[INSTRUCTIONS FOR THE TASK]
Output the data below exactly, images excluded.

Page and application data records
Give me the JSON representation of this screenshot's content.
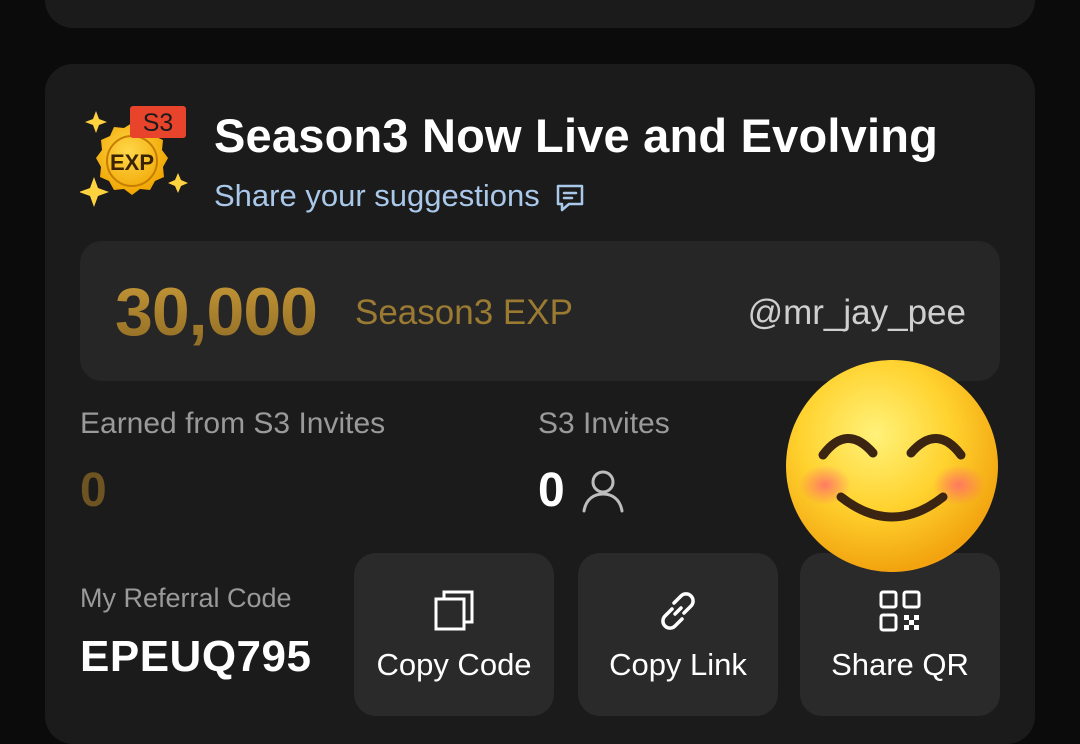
{
  "badge": {
    "season_tag": "S3",
    "text": "EXP",
    "icon": "season-exp-badge"
  },
  "header": {
    "title": "Season3 Now Live and Evolving",
    "suggestions_link": "Share your suggestions",
    "suggestions_icon": "message-square-icon"
  },
  "exp": {
    "value": "30,000",
    "label": "Season3 EXP",
    "username": "@mr_jay_pee"
  },
  "stats": {
    "earned_label": "Earned from S3 Invites",
    "earned_value": "0",
    "invites_label": "S3 Invites",
    "invites_value": "0",
    "invites_icon": "user-icon"
  },
  "referral": {
    "label": "My Referral Code",
    "code": "EPEUQ795"
  },
  "actions": [
    {
      "label": "Copy Code",
      "icon": "copy-icon"
    },
    {
      "label": "Copy Link",
      "icon": "link-icon"
    },
    {
      "label": "Share QR",
      "icon": "qr-code-icon"
    }
  ],
  "overlay": {
    "emoji": "smiling-face-emoji"
  },
  "colors": {
    "background": "#0b0b0b",
    "card": "#1b1b1b",
    "panel": "#262626",
    "gold": "#c99a38",
    "link": "#a9c8ea",
    "badge_red": "#e8432b"
  }
}
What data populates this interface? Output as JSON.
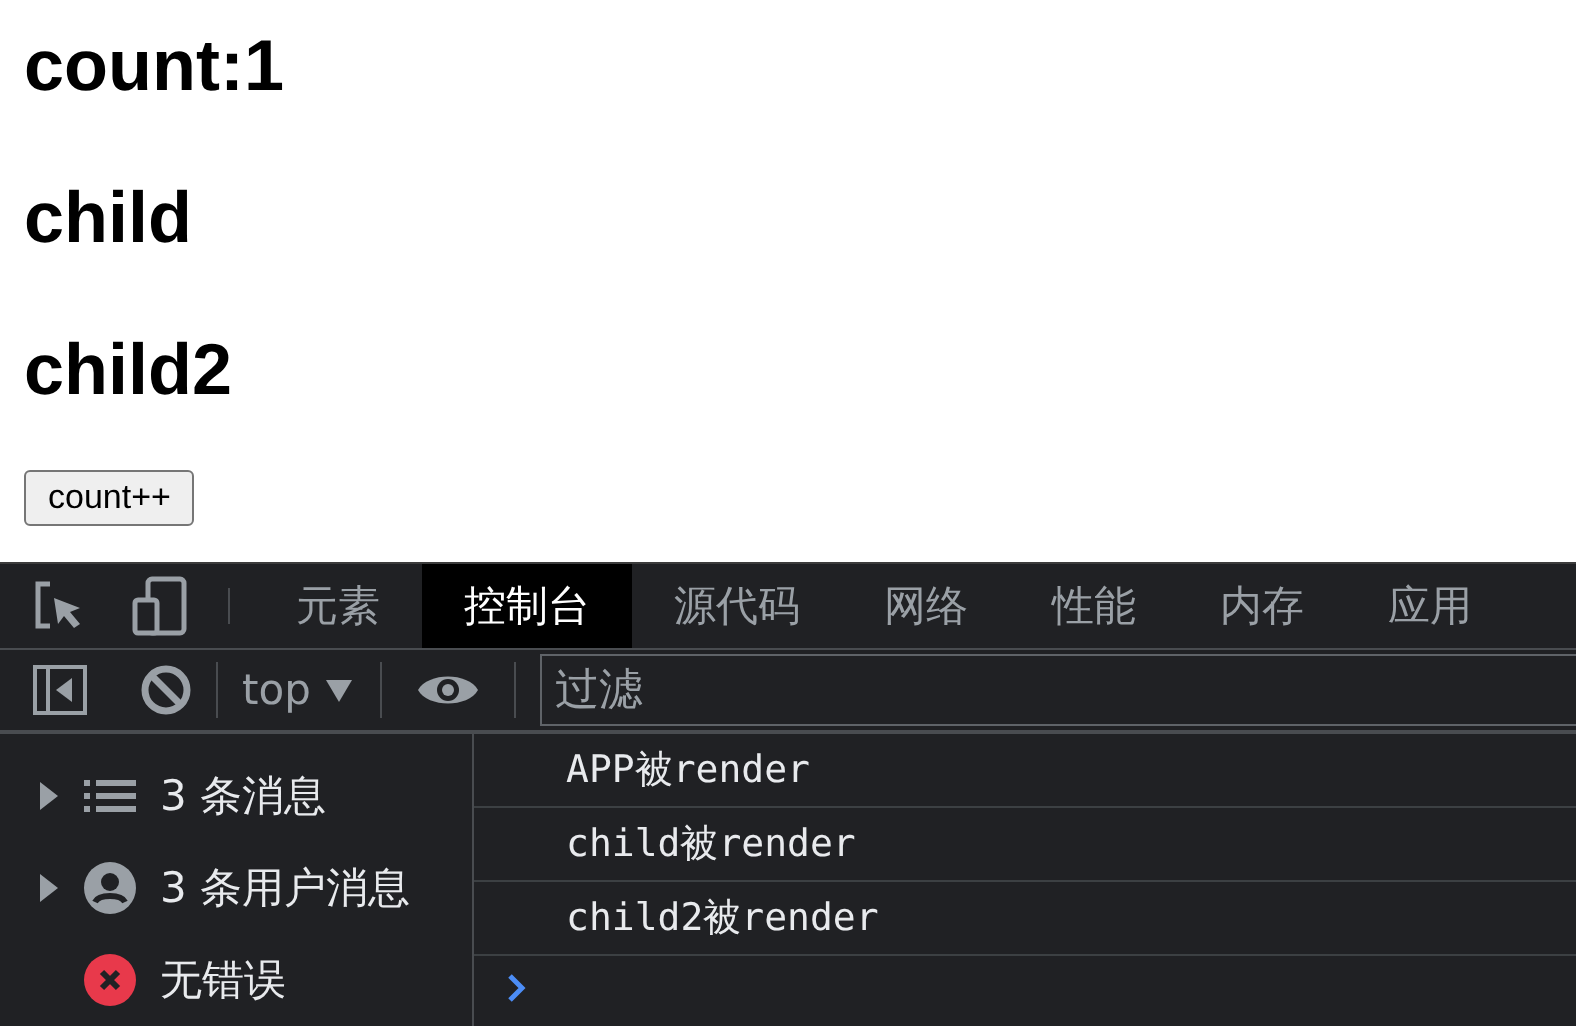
{
  "page": {
    "headings": [
      "count:1",
      "child",
      "child2"
    ],
    "button": "count++"
  },
  "devtools": {
    "tabs": [
      {
        "label": "元素",
        "selected": false
      },
      {
        "label": "控制台",
        "selected": true
      },
      {
        "label": "源代码",
        "selected": false
      },
      {
        "label": "网络",
        "selected": false
      },
      {
        "label": "性能",
        "selected": false
      },
      {
        "label": "内存",
        "selected": false
      },
      {
        "label": "应用",
        "selected": false
      }
    ],
    "toolbar": {
      "context": "top",
      "filter": {
        "placeholder": "过滤"
      }
    },
    "sidebar": [
      {
        "kind": "messages",
        "label": "3 条消息",
        "expandable": true
      },
      {
        "kind": "user",
        "label": "3 条用户消息",
        "expandable": true
      },
      {
        "kind": "error",
        "label": "无错误",
        "expandable": false
      }
    ],
    "console": {
      "messages": [
        "APP被render",
        "child被render",
        "child2被render"
      ]
    }
  }
}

[SOLUTION BELOW]
Give me the JSON representation of this screenshot's content.
{
  "badge": {
    "season_tag": "S3",
    "text": "EXP",
    "icon": "season-exp-badge"
  },
  "header": {
    "title": "Season3 Now Live and Evolving",
    "suggestions_link": "Share your suggestions",
    "suggestions_icon": "message-square-icon"
  },
  "exp": {
    "value": "30,000",
    "label": "Season3 EXP",
    "username": "@mr_jay_pee"
  },
  "stats": {
    "earned_label": "Earned from S3 Invites",
    "earned_value": "0",
    "invites_label": "S3 Invites",
    "invites_value": "0",
    "invites_icon": "user-icon"
  },
  "referral": {
    "label": "My Referral Code",
    "code": "EPEUQ795"
  },
  "actions": [
    {
      "label": "Copy Code",
      "icon": "copy-icon"
    },
    {
      "label": "Copy Link",
      "icon": "link-icon"
    },
    {
      "label": "Share QR",
      "icon": "qr-code-icon"
    }
  ],
  "overlay": {
    "emoji": "smiling-face-emoji"
  },
  "colors": {
    "background": "#0b0b0b",
    "card": "#1b1b1b",
    "panel": "#262626",
    "gold": "#c99a38",
    "link": "#a9c8ea",
    "badge_red": "#e8432b"
  }
}
What data populates this interface? Output as JSON.
{
  "page": {
    "headings": [
      "count:1",
      "child",
      "child2"
    ],
    "button": "count++"
  },
  "devtools": {
    "tabs": [
      {
        "label": "元素",
        "selected": false
      },
      {
        "label": "控制台",
        "selected": true
      },
      {
        "label": "源代码",
        "selected": false
      },
      {
        "label": "网络",
        "selected": false
      },
      {
        "label": "性能",
        "selected": false
      },
      {
        "label": "内存",
        "selected": false
      },
      {
        "label": "应用",
        "selected": false
      }
    ],
    "toolbar": {
      "context": "top",
      "filter": {
        "placeholder": "过滤"
      }
    },
    "sidebar": [
      {
        "kind": "messages",
        "label": "3 条消息",
        "expandable": true
      },
      {
        "kind": "user",
        "label": "3 条用户消息",
        "expandable": true
      },
      {
        "kind": "error",
        "label": "无错误",
        "expandable": false
      }
    ],
    "console": {
      "messages": [
        "APP被render",
        "child被render",
        "child2被render"
      ]
    }
  }
}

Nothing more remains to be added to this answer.